Posted on Jan 22, 04:42PM | IBNS

The 13th edition of The Energy and Resources Institute's (TERI) widely popular Delhi Sustainable Development Summit (DSDS) is all set to witness focussed discussions among global leaders on resource-efficient growth, climate change and protection of natural resources.

The three-day Summit, which will be held at Hotel Taj Palace in New Delhi from Jan 31-Feb 2, is themed "The Global Challenge of Resource-Efficient Growth and Development"--one of the most pressing challenges faced by the world today.

Prime Minister Manmohan Singh will be officially raising the curtain on the DSDS this year.

Pushing the agenda for sustainable growth, the Summit aims to provide an efficient platform for thought leaders and policymakers to discuss effective policy mechanisms to reduce energy and resource footprint.

The Summit seeks to not only build a global consensus to protect natural resources, but also to explore innovative solutions to boost efficient practices and minimise unsustainable consumption patterns

Highlighting the Summit's role in framing the global agenda on sustainable development, Dr. R K Pachauri, Director-General, TERI, India, said, "Sustainable Development as a concept was popularized by the Brundtland Commission, but hardly received attention from influential world leaders till very recently."

"DSDS was launched in 2001 with foresight on the crucial importance of converting this concept into worldwide practice.

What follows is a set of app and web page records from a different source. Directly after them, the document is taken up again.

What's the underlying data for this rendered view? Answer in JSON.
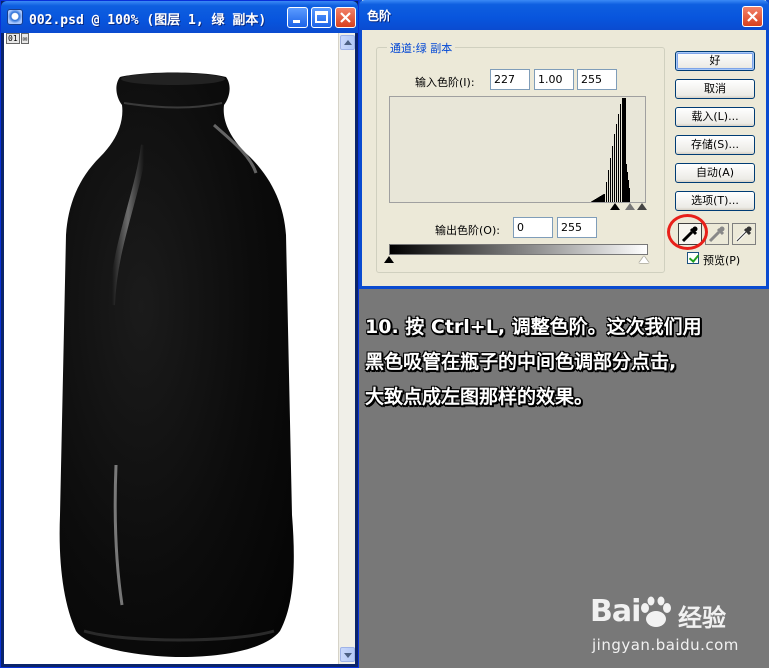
{
  "document_window": {
    "title": "002.psd @ 100% (图层 1, 绿 副本)",
    "status_badges": [
      "01",
      "✉"
    ]
  },
  "levels_dialog": {
    "title": "色阶",
    "channel_label": "通道:绿 副本",
    "input_levels_label": "输入色阶(I):",
    "input_levels": [
      "227",
      "1.00",
      "255"
    ],
    "output_levels_label": "输出色阶(O):",
    "output_levels": [
      "0",
      "255"
    ],
    "buttons": {
      "ok": "好",
      "cancel": "取消",
      "load": "载入(L)...",
      "save": "存储(S)...",
      "auto": "自动(A)",
      "options": "选项(T)..."
    },
    "preview_label": "预览(P)",
    "preview_checked": true,
    "eyedroppers": [
      "black-eyedropper-icon",
      "gray-eyedropper-icon",
      "white-eyedropper-icon"
    ],
    "highlight_color": "#e8201a"
  },
  "instruction": {
    "lines": [
      "10. 按 Ctrl+L, 调整色阶。这次我们用",
      "黑色吸管在瓶子的中间色调部分点击,",
      "大致点成左图那样的效果。"
    ]
  },
  "watermark": {
    "brand": "Bai",
    "brand_suffix": "经验",
    "url": "jingyan.baidu.com"
  },
  "colors": {
    "xp_title_blue": "#0855dd",
    "dialog_face": "#ece9d8",
    "group_label_blue": "#0046d5",
    "background_gray": "#787878"
  }
}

Over the years with the involvement of world leaders from every section of human endeavour, sustainable development has moved from a concept to policies and programmes in different parts of the globe. DSDS has been an important instrument in bringing about this change."

The guests will engage in interactive and informative discussions on myriad themes such as Adapting to the Impacts of Climate Change; Mitigating Emissions of Greenhouse Gases and Associated Co-benefits; Employment and Growth Potential of a Green Economy; Choices before the BRICS and a New Economic Construct; Sustainable Development and the New Knowledge Economy; and Defining the Future We Want.

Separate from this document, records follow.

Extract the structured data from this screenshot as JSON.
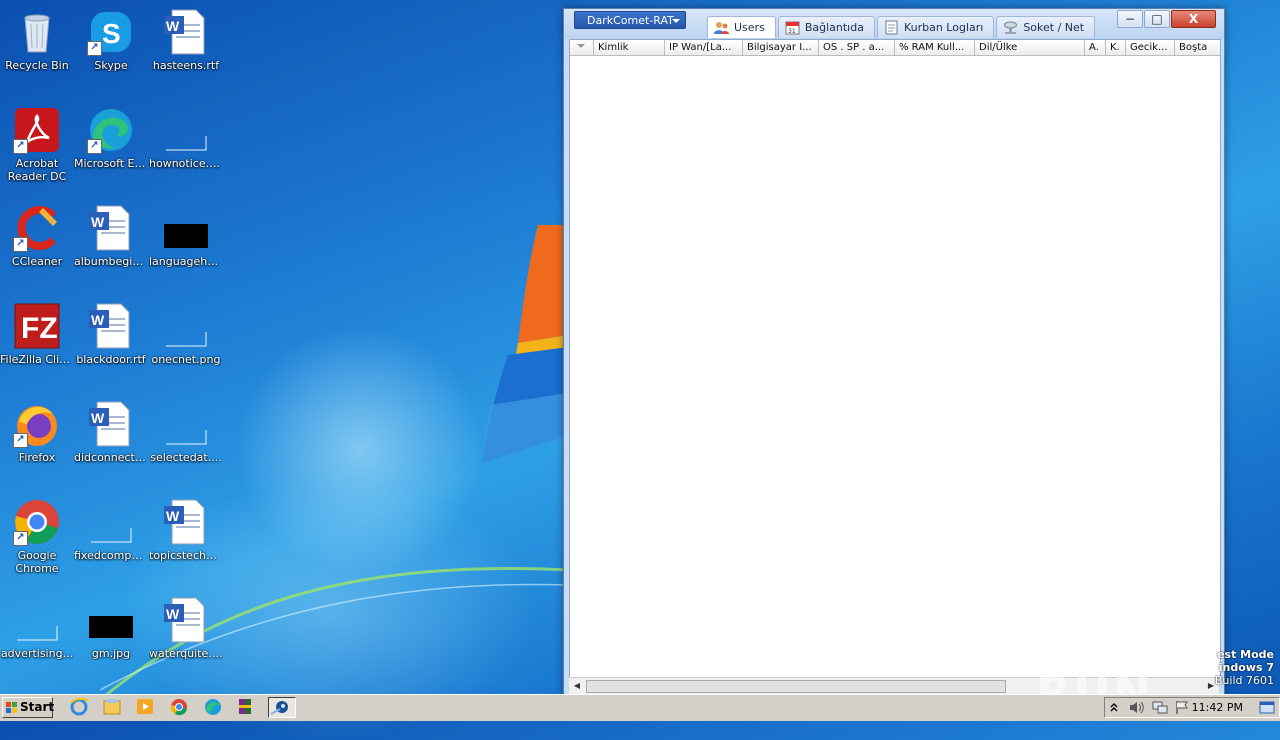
{
  "desktop": {
    "icons": [
      {
        "label": "Recycle Bin"
      },
      {
        "label": "Skype"
      },
      {
        "label": "hasteens.rtf"
      },
      {
        "label": "Acrobat Reader DC"
      },
      {
        "label": "Microsoft Edge"
      },
      {
        "label": "hownotice.png"
      },
      {
        "label": "CCleaner"
      },
      {
        "label": "albumbegin..."
      },
      {
        "label": "languagehe..."
      },
      {
        "label": "FileZilla Client"
      },
      {
        "label": "blackdoor.rtf"
      },
      {
        "label": "onecnet.png"
      },
      {
        "label": "Firefox"
      },
      {
        "label": "didconnecti..."
      },
      {
        "label": "selectedat...."
      },
      {
        "label": "Google Chrome"
      },
      {
        "label": "fixedcompa..."
      },
      {
        "label": "topicstechn..."
      },
      {
        "label": "advertising..."
      },
      {
        "label": "gm.jpg"
      },
      {
        "label": "waterquite.rtf"
      }
    ],
    "watermark": "ANY RUN",
    "test_mode": {
      "line1": "est Mode",
      "line2": "indows 7",
      "line3": "Build 7601"
    }
  },
  "window": {
    "app_menu": "DarkComet-RAT",
    "tabs": [
      {
        "label": "Users",
        "icon": "users-icon"
      },
      {
        "label": "Bağlantıda",
        "icon": "calendar-icon"
      },
      {
        "label": "Kurban Logları",
        "icon": "document-icon"
      },
      {
        "label": "Soket / Net",
        "icon": "network-icon"
      }
    ],
    "controls": {
      "minimize": "−",
      "maximize": "□",
      "close": "X"
    },
    "columns": [
      "Kimlik",
      "IP Wan/[La...",
      "Bilgisayar I...",
      "OS . SP . a...",
      "% RAM Kull...",
      "Dil/Ülke",
      "A.",
      "K.",
      "Gecik...",
      "Boşta"
    ]
  },
  "taskbar": {
    "start_label": "Start",
    "clock": "11:42 PM"
  },
  "colors": {
    "desktop_bg": "#1f7fd6",
    "titlebar": "#c9dcf3",
    "close_button": "#c8422d",
    "taskbar": "#d4d0c8"
  }
}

A central novelty at DSDS this year will be the thematic tracks, which will allow for detailed discussions on niche topics.

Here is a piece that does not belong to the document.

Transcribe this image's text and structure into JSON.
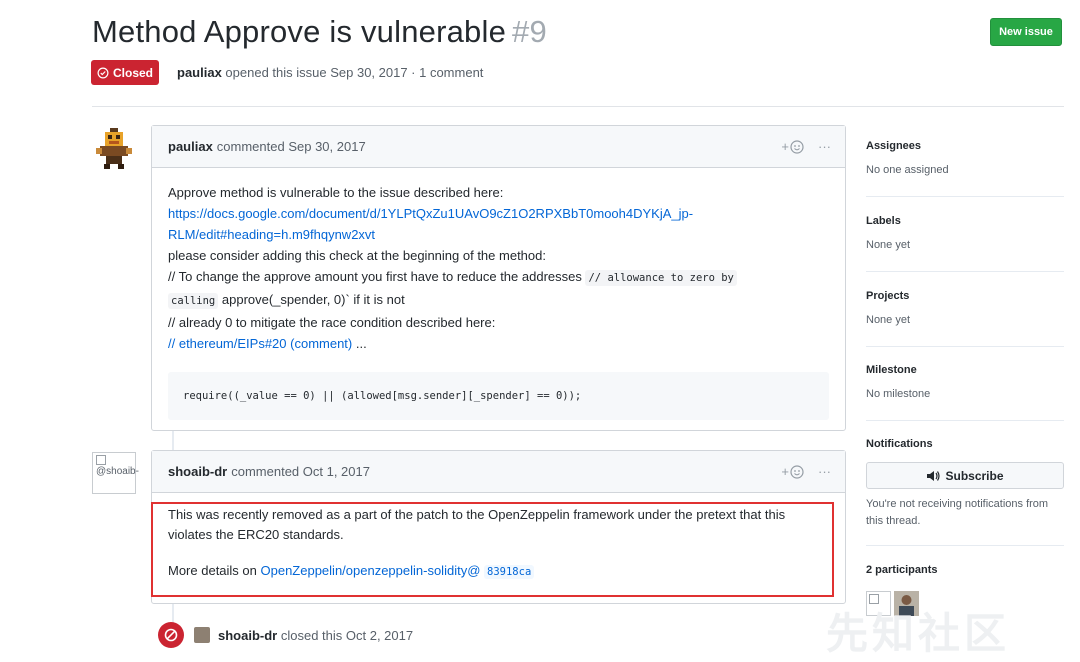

Global Trends in Sustainable Production And Consumption with a special focus on edible oils; Mindset of Green Growth; Post-2015 Development Agenda and the Energy Future We Want for All; Reducing Inequalities: a Sustainable Development Challenge and Low carbon sustainable mobility for all will be some of the key areas on which parallel discussions will take place on the sidelines of the Summit.

In addition, the tenth World CEO Sustainability Summit (WCSS)-themed 'Resource Revolution: A Global Imperative and How Business Can Shape It'--will witness an impressive congregation of corporate leaders exchanging views on the role of business in protecting resources.

Revealing the rationale behind the Summit's central theme, Pachauri asserted, "We are living in a world where the demand for several resources is growing faster than the addition to their reserves.

"High resource use intensity is also associated with economic inefficiency. Hence, improving the efficiency of use of resources in an economy can often be achieved at low or negative cost, thereby providing economic gains."

"Most importantly, using resources efficiently also makes it possible for the poor to gain access to them, which otherwise they may not be able to afford."

According to numerous studies, India - like many other nations - is staring at an impending scarcity in the wake of increasing and unplanned consumption of non-renewable resources.

A TERI study had indicated that the total commercial energy consumption in India would increase by 7.5 times between 2001 and 2031, under a business as usual scenario. In addition, imports of coal, oil and gas are also expected to increase manifold in the next couple of decades.

To overcome this situation, the need of the hour is to identify and address the systemic roadblocks to sustainable development, said TERI.

Through the DSDS series, TERI said it aims to herald this much-needed change by enabling nations, scientists, experts and policymakers to join hands in saving the planet.